Finance Minister Tonio Fenech said that the government had put forward proposals for early retirement schemes for shipyard workers in a meeting with General Workers Union (GWU) officials yesterday afternoon.
Addressing the media after a meeting with the GWU regarding the privatisation of Malta Shipyards, Mr Fenech said there were still points of divergence between the government and the union.
This was confirmed by GWU secretary general Tony Zarb, who said, when contacted by this newspaper, that the government’s proposal regarding the schemes was something completely new to them and they asked for some time to give their reaction to the schemes.

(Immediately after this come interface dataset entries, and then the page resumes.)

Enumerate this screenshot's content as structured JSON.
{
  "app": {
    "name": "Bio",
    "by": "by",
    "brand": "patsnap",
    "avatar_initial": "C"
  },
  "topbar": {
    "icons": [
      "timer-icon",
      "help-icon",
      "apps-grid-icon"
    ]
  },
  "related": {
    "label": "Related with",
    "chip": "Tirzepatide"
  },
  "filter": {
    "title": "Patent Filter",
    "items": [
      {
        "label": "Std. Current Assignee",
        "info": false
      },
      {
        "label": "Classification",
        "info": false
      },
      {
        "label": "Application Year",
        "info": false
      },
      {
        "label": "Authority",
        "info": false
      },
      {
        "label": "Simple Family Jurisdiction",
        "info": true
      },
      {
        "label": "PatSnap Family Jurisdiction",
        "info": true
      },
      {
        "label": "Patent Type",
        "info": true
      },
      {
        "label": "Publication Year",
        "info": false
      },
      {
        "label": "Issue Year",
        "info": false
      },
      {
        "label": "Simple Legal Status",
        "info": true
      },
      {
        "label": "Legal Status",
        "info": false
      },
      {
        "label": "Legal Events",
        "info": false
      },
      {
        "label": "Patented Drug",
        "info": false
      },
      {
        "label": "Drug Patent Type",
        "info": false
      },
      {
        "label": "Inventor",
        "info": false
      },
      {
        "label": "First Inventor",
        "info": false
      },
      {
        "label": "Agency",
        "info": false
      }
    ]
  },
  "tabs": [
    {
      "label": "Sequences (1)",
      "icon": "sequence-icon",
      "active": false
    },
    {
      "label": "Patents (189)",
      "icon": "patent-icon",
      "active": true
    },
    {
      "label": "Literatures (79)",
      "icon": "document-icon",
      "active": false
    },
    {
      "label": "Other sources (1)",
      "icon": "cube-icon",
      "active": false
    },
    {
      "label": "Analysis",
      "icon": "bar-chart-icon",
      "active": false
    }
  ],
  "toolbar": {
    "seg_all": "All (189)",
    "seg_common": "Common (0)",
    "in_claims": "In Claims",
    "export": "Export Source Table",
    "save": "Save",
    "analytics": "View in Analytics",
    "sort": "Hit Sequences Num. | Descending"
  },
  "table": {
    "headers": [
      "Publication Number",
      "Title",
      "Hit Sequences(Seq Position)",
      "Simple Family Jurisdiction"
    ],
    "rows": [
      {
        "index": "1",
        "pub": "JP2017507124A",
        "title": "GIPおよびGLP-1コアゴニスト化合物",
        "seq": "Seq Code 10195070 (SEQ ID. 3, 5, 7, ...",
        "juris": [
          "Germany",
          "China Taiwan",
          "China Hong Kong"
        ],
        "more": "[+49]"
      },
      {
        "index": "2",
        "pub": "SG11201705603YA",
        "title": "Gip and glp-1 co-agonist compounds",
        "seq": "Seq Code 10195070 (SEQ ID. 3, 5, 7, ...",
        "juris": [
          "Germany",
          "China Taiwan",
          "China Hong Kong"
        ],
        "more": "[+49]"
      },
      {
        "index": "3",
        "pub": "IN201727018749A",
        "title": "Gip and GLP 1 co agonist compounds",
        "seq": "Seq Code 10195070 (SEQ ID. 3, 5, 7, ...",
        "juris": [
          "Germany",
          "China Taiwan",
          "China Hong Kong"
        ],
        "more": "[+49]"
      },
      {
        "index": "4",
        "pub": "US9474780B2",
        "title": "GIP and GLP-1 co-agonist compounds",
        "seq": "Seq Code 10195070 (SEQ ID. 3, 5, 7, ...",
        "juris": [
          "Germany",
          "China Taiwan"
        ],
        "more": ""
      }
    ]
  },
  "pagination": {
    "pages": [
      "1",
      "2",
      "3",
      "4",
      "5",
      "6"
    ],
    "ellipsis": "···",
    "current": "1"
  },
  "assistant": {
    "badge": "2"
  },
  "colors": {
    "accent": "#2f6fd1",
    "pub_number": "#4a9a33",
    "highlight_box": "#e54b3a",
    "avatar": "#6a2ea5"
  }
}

Mr Fenech said: “We have not come to a conclusion as yet, but the union should be giving us its counter-proposals regarding the technicalities of the early retirement schemes by Friday. I hope the process will not be drawn out unnecessarily. The government will be issuing an international call for expression of interest to privatise Malta Shipyards on 11 August.”
Mr Zarb said the union would “probably” give its reaction to the government’s proposals by Friday.
As for the international call for expression of interest to privatise Malta Shipyards, the GWU secretary general said they had not discussed this matter with Mr Fenech and stopped short of going into further detail regarding yesterday’s meeting.
The minister said that according to the experts’ analysis of Malta Shipyards’ situation, for it to be viable, the workforce would have to be reduced from 1,700 to between 450 and 700.
“We are looking at workers’ rights, particularly by taking into consideration the EU directive regarding transfer of business. The privatisation process could fail if the call for expression of interest is unsuccessful, or if we fail to reach an agreement regarding the number of workers applying for the early retirement schemes.”
Mr Fenech said that the schemes would be open to everyone and no limit whatsoever will be imposed.
Asked what happens if too many employees apply for the early retirement schemes, the minister said he did not want to speculate on this matter. However, he said that in such a situation, should the privatisation happen, the new company buying Malta Shipyards would then issue adverts to employ new people.
While he failed to give details of the schemes, particularly since the discussions with the union are ongoing, Mr Fenech said the privatisation would be similar to that of Malta Freeport.
In the case of the Freeport, the land was transferred by means of a 30- or 40-year emphyteusis, he said, adding that Malta Shipyards will be sold on condition it will be used for ship repair purposes only. As he has done previously in Parliament, Mr Fenech categorically denied the land could be used for real estate purposes.
Asked if he was confident that the sale of the Shipyards would be high enough to fund the early retirement schemes, Mr Fenech said it was too early to see into the details of the negotiation process and the government would be seeking the advice of international companies in this regard.
“The Shipyards are simply overmanned right now. While the government is not in a position to give guarantees regarding employment opportunities for workers that will have to leave, the early retirement schemes do not preclude anyone from re-entering the workforce. We want to help employees in this transition,” he said.